_Work required_
In your answer, print every record exactly as it is written.

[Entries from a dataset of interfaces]
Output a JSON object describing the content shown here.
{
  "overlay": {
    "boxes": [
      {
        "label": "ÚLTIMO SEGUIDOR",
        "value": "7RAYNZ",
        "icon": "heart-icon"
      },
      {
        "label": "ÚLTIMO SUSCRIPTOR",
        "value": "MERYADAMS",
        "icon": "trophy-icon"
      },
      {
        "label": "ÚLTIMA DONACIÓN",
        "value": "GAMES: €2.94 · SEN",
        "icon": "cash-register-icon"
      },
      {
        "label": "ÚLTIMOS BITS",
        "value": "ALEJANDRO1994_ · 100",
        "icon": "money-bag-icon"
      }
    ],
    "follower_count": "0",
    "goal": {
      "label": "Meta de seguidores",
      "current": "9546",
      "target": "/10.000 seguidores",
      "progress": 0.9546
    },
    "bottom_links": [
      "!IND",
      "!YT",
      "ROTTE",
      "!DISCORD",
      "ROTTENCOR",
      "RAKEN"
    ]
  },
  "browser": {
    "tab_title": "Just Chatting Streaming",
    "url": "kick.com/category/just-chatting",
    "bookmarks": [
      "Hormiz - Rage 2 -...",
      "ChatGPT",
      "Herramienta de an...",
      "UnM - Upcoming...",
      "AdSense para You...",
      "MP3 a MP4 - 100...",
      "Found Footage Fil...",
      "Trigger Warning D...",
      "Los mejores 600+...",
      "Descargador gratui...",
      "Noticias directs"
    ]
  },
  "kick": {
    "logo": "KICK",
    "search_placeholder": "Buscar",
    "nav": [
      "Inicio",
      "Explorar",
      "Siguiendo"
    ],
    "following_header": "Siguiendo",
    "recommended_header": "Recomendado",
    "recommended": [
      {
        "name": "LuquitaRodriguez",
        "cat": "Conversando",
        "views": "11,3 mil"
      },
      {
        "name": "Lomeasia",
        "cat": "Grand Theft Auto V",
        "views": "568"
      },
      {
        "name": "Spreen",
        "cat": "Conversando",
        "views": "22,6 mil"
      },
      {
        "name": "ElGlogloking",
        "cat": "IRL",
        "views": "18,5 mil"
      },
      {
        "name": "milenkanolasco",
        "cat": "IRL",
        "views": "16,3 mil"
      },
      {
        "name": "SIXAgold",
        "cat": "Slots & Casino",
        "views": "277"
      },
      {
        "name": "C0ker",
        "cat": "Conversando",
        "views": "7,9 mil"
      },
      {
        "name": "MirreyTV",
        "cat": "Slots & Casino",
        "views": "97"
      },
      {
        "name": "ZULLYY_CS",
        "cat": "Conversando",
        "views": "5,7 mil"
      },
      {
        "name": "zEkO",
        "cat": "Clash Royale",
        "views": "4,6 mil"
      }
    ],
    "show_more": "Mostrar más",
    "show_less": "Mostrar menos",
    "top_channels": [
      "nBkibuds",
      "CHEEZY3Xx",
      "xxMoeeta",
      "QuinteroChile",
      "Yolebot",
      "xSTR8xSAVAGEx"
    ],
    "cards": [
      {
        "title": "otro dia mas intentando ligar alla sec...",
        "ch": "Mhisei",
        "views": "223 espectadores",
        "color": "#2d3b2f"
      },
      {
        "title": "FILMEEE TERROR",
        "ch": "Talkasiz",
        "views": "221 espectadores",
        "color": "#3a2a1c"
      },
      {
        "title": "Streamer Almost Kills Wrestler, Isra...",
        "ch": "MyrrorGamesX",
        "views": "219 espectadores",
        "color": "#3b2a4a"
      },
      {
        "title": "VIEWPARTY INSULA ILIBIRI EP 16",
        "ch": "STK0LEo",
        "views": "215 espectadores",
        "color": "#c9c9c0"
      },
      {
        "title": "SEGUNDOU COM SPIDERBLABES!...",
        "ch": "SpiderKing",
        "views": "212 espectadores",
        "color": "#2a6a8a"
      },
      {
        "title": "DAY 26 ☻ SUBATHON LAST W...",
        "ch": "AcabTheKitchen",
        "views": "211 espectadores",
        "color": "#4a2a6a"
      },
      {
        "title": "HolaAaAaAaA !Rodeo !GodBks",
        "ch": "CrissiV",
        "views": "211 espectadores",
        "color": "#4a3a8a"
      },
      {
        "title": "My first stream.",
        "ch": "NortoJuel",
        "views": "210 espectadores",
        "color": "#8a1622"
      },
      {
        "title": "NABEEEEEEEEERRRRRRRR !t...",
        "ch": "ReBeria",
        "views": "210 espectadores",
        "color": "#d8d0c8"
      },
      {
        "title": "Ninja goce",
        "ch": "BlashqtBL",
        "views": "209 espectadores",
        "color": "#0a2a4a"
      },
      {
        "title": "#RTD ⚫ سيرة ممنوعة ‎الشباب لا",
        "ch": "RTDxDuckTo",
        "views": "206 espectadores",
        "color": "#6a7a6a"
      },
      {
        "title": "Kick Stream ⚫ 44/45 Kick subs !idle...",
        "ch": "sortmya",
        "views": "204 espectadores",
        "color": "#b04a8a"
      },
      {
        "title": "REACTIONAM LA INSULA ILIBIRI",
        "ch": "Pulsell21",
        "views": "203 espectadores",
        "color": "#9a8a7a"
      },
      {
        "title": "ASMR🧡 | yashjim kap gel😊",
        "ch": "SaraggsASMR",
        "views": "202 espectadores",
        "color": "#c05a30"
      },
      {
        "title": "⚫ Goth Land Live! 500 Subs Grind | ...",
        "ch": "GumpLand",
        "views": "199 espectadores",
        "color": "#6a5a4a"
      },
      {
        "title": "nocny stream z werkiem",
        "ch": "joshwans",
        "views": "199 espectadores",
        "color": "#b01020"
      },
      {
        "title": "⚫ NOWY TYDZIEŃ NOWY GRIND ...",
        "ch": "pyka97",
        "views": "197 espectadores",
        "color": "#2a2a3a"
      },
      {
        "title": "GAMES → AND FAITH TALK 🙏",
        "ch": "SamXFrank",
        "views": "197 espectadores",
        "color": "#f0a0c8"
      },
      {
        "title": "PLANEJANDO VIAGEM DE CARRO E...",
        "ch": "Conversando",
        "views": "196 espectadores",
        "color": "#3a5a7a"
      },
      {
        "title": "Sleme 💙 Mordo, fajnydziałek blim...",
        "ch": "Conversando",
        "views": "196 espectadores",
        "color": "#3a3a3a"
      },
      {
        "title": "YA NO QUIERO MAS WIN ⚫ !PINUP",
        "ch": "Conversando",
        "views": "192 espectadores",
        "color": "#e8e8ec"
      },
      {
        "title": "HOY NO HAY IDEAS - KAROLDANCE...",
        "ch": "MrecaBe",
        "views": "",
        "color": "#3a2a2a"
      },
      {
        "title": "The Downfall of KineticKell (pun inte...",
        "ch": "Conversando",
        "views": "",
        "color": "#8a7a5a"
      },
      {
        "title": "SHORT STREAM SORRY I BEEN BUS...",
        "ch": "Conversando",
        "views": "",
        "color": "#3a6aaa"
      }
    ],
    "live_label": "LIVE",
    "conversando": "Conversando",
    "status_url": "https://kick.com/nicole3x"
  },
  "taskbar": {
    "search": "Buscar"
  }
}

_Solution to the problem_
Output a JSON object describing the content shown here.
{
  "overlay": {
    "boxes": [
      {
        "label": "ÚLTIMO SEGUIDOR",
        "value": "7RAYNZ",
        "icon": "heart-icon"
      },
      {
        "label": "ÚLTIMO SUSCRIPTOR",
        "value": "MERYADAMS",
        "icon": "trophy-icon"
      },
      {
        "label": "ÚLTIMA DONACIÓN",
        "value": "GAMES: €2.94 · SEN",
        "icon": "cash-register-icon"
      },
      {
        "label": "ÚLTIMOS BITS",
        "value": "ALEJANDRO1994_ · 100",
        "icon": "money-bag-icon"
      }
    ],
    "follower_count": "0",
    "goal": {
      "label": "Meta de seguidores",
      "current": "9546",
      "target": "/10.000 seguidores",
      "progress": 0.9546
    },
    "bottom_links": [
      "!IND",
      "!YT",
      "ROTTE",
      "!DISCORD",
      "ROTTENCOR",
      "RAKEN"
    ]
  },
  "browser": {
    "tab_title": "Just Chatting Streaming",
    "url": "kick.com/category/just-chatting",
    "bookmarks": [
      "Hormiz - Rage 2 -...",
      "ChatGPT",
      "Herramienta de an...",
      "UnM - Upcoming...",
      "AdSense para You...",
      "MP3 a MP4 - 100...",
      "Found Footage Fil...",
      "Trigger Warning D...",
      "Los mejores 600+...",
      "Descargador gratui...",
      "Noticias directs"
    ]
  },
  "kick": {
    "logo": "KICK",
    "search_placeholder": "Buscar",
    "nav": [
      "Inicio",
      "Explorar",
      "Siguiendo"
    ],
    "following_header": "Siguiendo",
    "recommended_header": "Recomendado",
    "recommended": [
      {
        "name": "LuquitaRodriguez",
        "cat": "Conversando",
        "views": "11,3 mil"
      },
      {
        "name": "Lomeasia",
        "cat": "Grand Theft Auto V",
        "views": "568"
      },
      {
        "name": "Spreen",
        "cat": "Conversando",
        "views": "22,6 mil"
      },
      {
        "name": "ElGlogloking",
        "cat": "IRL",
        "views": "18,5 mil"
      },
      {
        "name": "milenkanolasco",
        "cat": "IRL",
        "views": "16,3 mil"
      },
      {
        "name": "SIXAgold",
        "cat": "Slots & Casino",
        "views": "277"
      },
      {
        "name": "C0ker",
        "cat": "Conversando",
        "views": "7,9 mil"
      },
      {
        "name": "MirreyTV",
        "cat": "Slots & Casino",
        "views": "97"
      },
      {
        "name": "ZULLYY_CS",
        "cat": "Conversando",
        "views": "5,7 mil"
      },
      {
        "name": "zEkO",
        "cat": "Clash Royale",
        "views": "4,6 mil"
      }
    ],
    "show_more": "Mostrar más",
    "show_less": "Mostrar menos",
    "top_channels": [
      "nBkibuds",
      "CHEEZY3Xx",
      "xxMoeeta",
      "QuinteroChile",
      "Yolebot",
      "xSTR8xSAVAGEx"
    ],
    "cards": [
      {
        "title": "otro dia mas intentando ligar alla sec...",
        "ch": "Mhisei",
        "views": "223 espectadores",
        "color": "#2d3b2f"
      },
      {
        "title": "FILMEEE TERROR",
        "ch": "Talkasiz",
        "views": "221 espectadores",
        "color": "#3a2a1c"
      },
      {
        "title": "Streamer Almost Kills Wrestler, Isra...",
        "ch": "MyrrorGamesX",
        "views": "219 espectadores",
        "color": "#3b2a4a"
      },
      {
        "title": "VIEWPARTY INSULA ILIBIRI EP 16",
        "ch": "STK0LEo",
        "views": "215 espectadores",
        "color": "#c9c9c0"
      },
      {
        "title": "SEGUNDOU COM SPIDERBLABES!...",
        "ch": "SpiderKing",
        "views": "212 espectadores",
        "color": "#2a6a8a"
      },
      {
        "title": "DAY 26 ☻ SUBATHON LAST W...",
        "ch": "AcabTheKitchen",
        "views": "211 espectadores",
        "color": "#4a2a6a"
      },
      {
        "title": "HolaAaAaAaA !Rodeo !GodBks",
        "ch": "CrissiV",
        "views": "211 espectadores",
        "color": "#4a3a8a"
      },
      {
        "title": "My first stream.",
        "ch": "NortoJuel",
        "views": "210 espectadores",
        "color": "#8a1622"
      },
      {
        "title": "NABEEEEEEEEERRRRRRRR !t...",
        "ch": "ReBeria",
        "views": "210 espectadores",
        "color": "#d8d0c8"
      },
      {
        "title": "Ninja goce",
        "ch": "BlashqtBL",
        "views": "209 espectadores",
        "color": "#0a2a4a"
      },
      {
        "title": "#RTD ⚫ سيرة ممنوعة ‎الشباب لا",
        "ch": "RTDxDuckTo",
        "views": "206 espectadores",
        "color": "#6a7a6a"
      },
      {
        "title": "Kick Stream ⚫ 44/45 Kick subs !idle...",
        "ch": "sortmya",
        "views": "204 espectadores",
        "color": "#b04a8a"
      },
      {
        "title": "REACTIONAM LA INSULA ILIBIRI",
        "ch": "Pulsell21",
        "views": "203 espectadores",
        "color": "#9a8a7a"
      },
      {
        "title": "ASMR🧡 | yashjim kap gel😊",
        "ch": "SaraggsASMR",
        "views": "202 espectadores",
        "color": "#c05a30"
      },
      {
        "title": "⚫ Goth Land Live! 500 Subs Grind | ...",
        "ch": "GumpLand",
        "views": "199 espectadores",
        "color": "#6a5a4a"
      },
      {
        "title": "nocny stream z werkiem",
        "ch": "joshwans",
        "views": "199 espectadores",
        "color": "#b01020"
      },
      {
        "title": "⚫ NOWY TYDZIEŃ NOWY GRIND ...",
        "ch": "pyka97",
        "views": "197 espectadores",
        "color": "#2a2a3a"
      },
      {
        "title": "GAMES → AND FAITH TALK 🙏",
        "ch": "SamXFrank",
        "views": "197 espectadores",
        "color": "#f0a0c8"
      },
      {
        "title": "PLANEJANDO VIAGEM DE CARRO E...",
        "ch": "Conversando",
        "views": "196 espectadores",
        "color": "#3a5a7a"
      },
      {
        "title": "Sleme 💙 Mordo, fajnydziałek blim...",
        "ch": "Conversando",
        "views": "196 espectadores",
        "color": "#3a3a3a"
      },
      {
        "title": "YA NO QUIERO MAS WIN ⚫ !PINUP",
        "ch": "Conversando",
        "views": "192 espectadores",
        "color": "#e8e8ec"
      },
      {
        "title": "HOY NO HAY IDEAS - KAROLDANCE...",
        "ch": "MrecaBe",
        "views": "",
        "color": "#3a2a2a"
      },
      {
        "title": "The Downfall of KineticKell (pun inte...",
        "ch": "Conversando",
        "views": "",
        "color": "#8a7a5a"
      },
      {
        "title": "SHORT STREAM SORRY I BEEN BUS...",
        "ch": "Conversando",
        "views": "",
        "color": "#3a6aaa"
      }
    ],
    "live_label": "LIVE",
    "conversando": "Conversando",
    "status_url": "https://kick.com/nicole3x"
  },
  "taskbar": {
    "search": "Buscar"
  }
}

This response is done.